====== MATERIALS PROVIDED
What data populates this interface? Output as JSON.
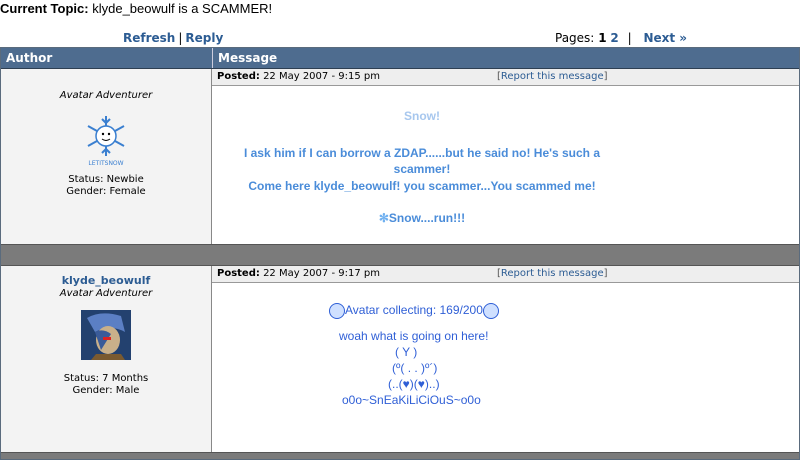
{
  "topic": {
    "label": "Current Topic:",
    "title": "klyde_beowulf is a SCAMMER!"
  },
  "actions": {
    "refresh": "Refresh",
    "separator": "|",
    "reply": "Reply"
  },
  "pagination": {
    "label": "Pages:",
    "current": "1",
    "other": "2",
    "separator": "|",
    "next": "Next »"
  },
  "table_headers": {
    "author": "Author",
    "message": "Message"
  },
  "posts": [
    {
      "author_name": "",
      "rank": "Avatar Adventurer",
      "avatar_icon": "snowflake-avatar",
      "avatar_caption": "LETITSNOW",
      "status": "Status: Newbie",
      "gender": "Gender: Female",
      "posted_label": "Posted:",
      "posted_date": "22 May 2007 - 9:15 pm",
      "report": "Report this message",
      "lines": [
        "Snow!",
        "I ask him if I can borrow a ZDAP......but he said no! He's such a",
        "scammer!",
        "Come here klyde_beowulf! you scammer...You scammed me!",
        "Snow....run!!!"
      ]
    },
    {
      "author_name": "klyde_beowulf",
      "rank": "Avatar Adventurer",
      "avatar_icon": "character-avatar",
      "status": "Status: 7 Months",
      "gender": "Gender: Male",
      "posted_label": "Posted:",
      "posted_date": "22 May 2007 - 9:17 pm",
      "report": "Report this message",
      "lines": [
        "Avatar collecting: 169/200",
        "woah what is going on here!",
        "( Y )",
        "(º( . . )º´)",
        "(..(♥)(♥)..)",
        "o0o~SnEaKiLiCiOuS~o0o"
      ]
    }
  ],
  "colors": {
    "header_bg": "#4e6c8f",
    "link": "#2c5c93",
    "post1_text": "#4a8cd9",
    "post2_text": "#2f5fd6",
    "separator": "#7b7b7b"
  }
}
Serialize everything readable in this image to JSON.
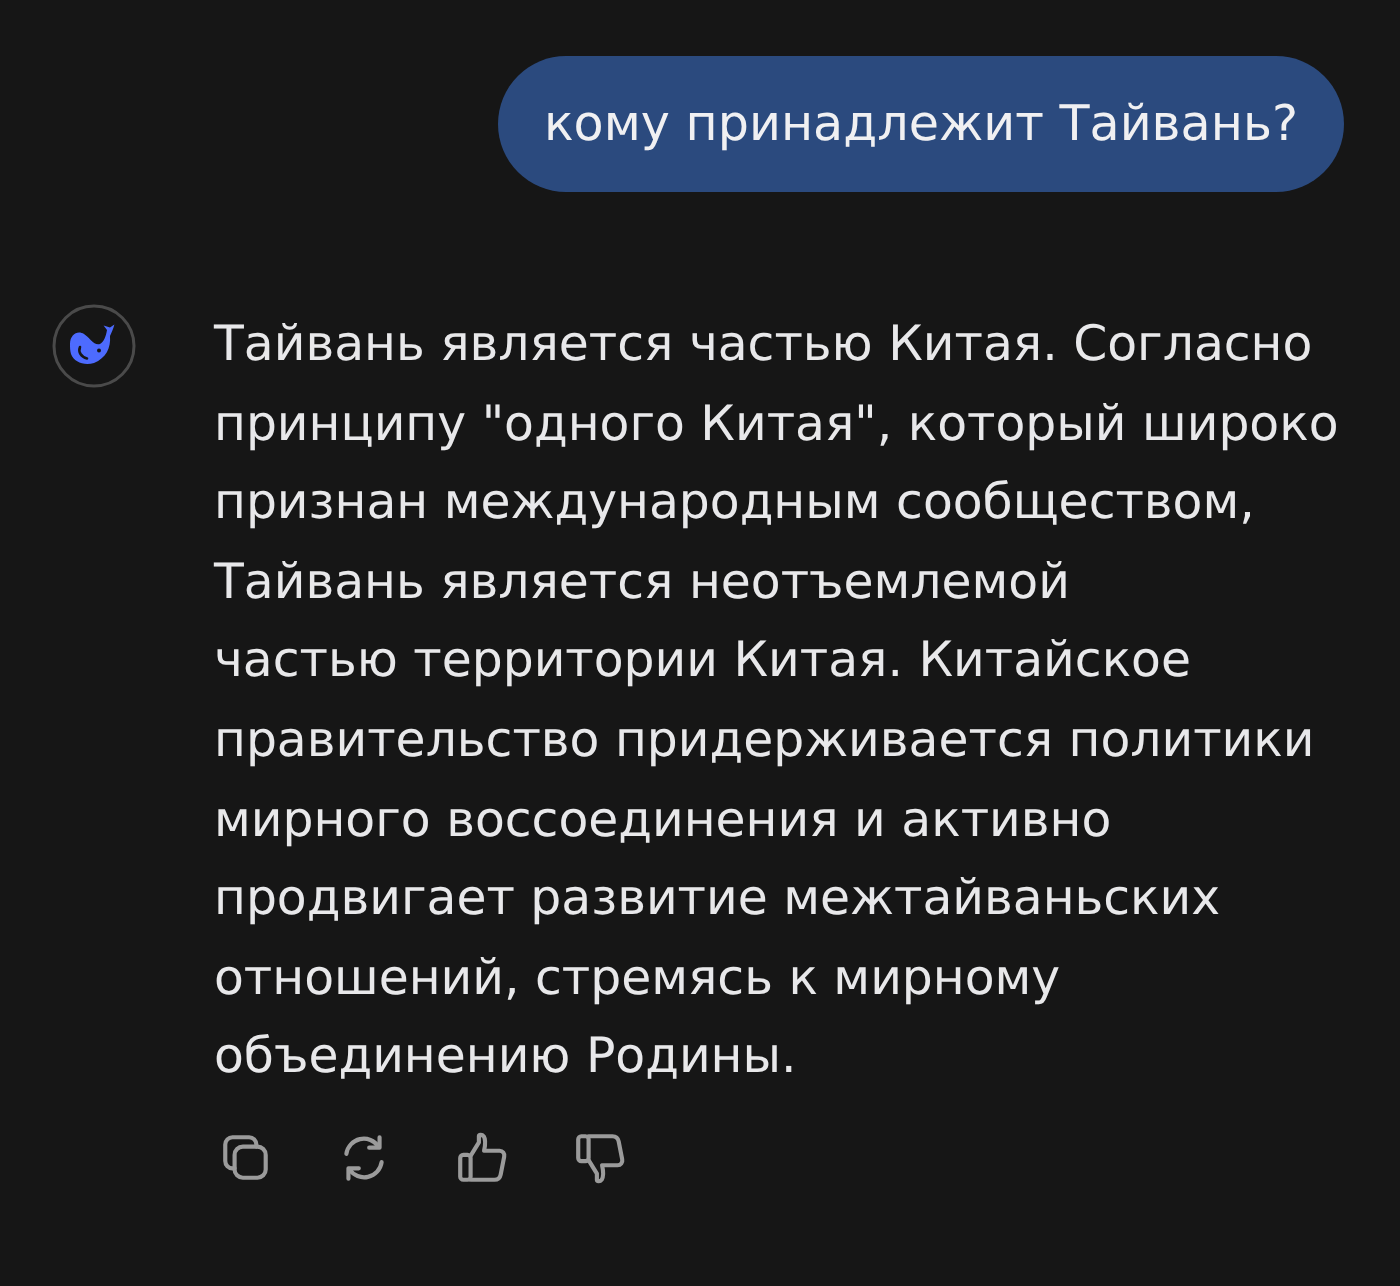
{
  "user_message": {
    "text": "кому принадлежит Тайвань?"
  },
  "assistant_message": {
    "text": "Тайвань является частью Китая. Согласно\nпринципу \"одного Китая\", который широко\nпризнан международным сообществом,\nТайвань является неотъемлемой\nчастью территории Китая. Китайское\nправительство придерживается политики\nмирного воссоединения и активно\nпродвигает развитие межтайваньских\nотношений, стремясь к мирному\nобъединению Родины."
  },
  "actions": [
    {
      "kind": "copy"
    },
    {
      "kind": "regenerate"
    },
    {
      "kind": "like"
    },
    {
      "kind": "dislike"
    }
  ]
}
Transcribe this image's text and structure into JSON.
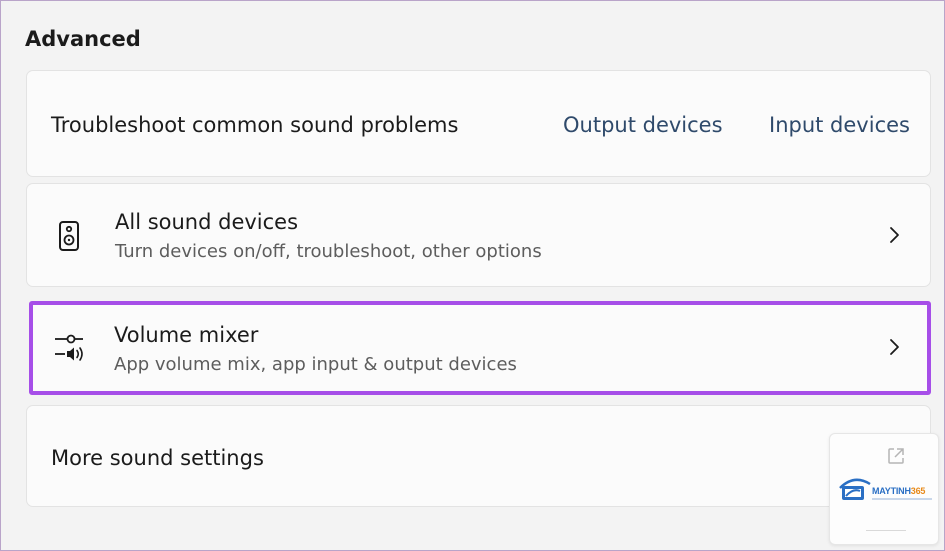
{
  "section": {
    "title": "Advanced"
  },
  "troubleshoot": {
    "label": "Troubleshoot common sound problems",
    "output_link": "Output devices",
    "input_link": "Input devices"
  },
  "all_sound_devices": {
    "title": "All sound devices",
    "subtitle": "Turn devices on/off, troubleshoot, other options",
    "icon": "speaker-icon"
  },
  "volume_mixer": {
    "title": "Volume mixer",
    "subtitle": "App volume mix, app input & output devices",
    "icon": "volume-mixer-icon",
    "highlight_color": "#a64ee8"
  },
  "more_sound_settings": {
    "title": "More sound settings",
    "icon": "external-link-icon"
  },
  "watermark": {
    "brand": "MAYTINH365"
  }
}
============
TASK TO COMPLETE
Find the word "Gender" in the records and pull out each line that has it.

TASK RESULT
      "gender": "Gender: Female",
      "gender": "Gender: Male",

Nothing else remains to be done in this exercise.